EXERCISE OBJECTIVE:
Locate the string "Malawichempatti" in the records below. Copy every line where it occurs.

TASK INPUT:
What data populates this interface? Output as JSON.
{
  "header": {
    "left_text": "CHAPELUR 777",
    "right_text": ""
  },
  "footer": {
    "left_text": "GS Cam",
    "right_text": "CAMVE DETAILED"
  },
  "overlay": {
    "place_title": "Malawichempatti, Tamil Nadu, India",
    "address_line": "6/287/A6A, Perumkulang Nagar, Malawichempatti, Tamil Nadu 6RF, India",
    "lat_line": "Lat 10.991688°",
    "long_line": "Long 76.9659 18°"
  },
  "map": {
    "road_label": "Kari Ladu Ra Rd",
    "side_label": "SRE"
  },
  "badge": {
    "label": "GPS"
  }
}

REPLY TO THE TASK:
    "place_title": "Malawichempatti, Tamil Nadu, India",
    "address_line": "6/287/A6A, Perumkulang Nagar, Malawichempatti, Tamil Nadu 6RF, India",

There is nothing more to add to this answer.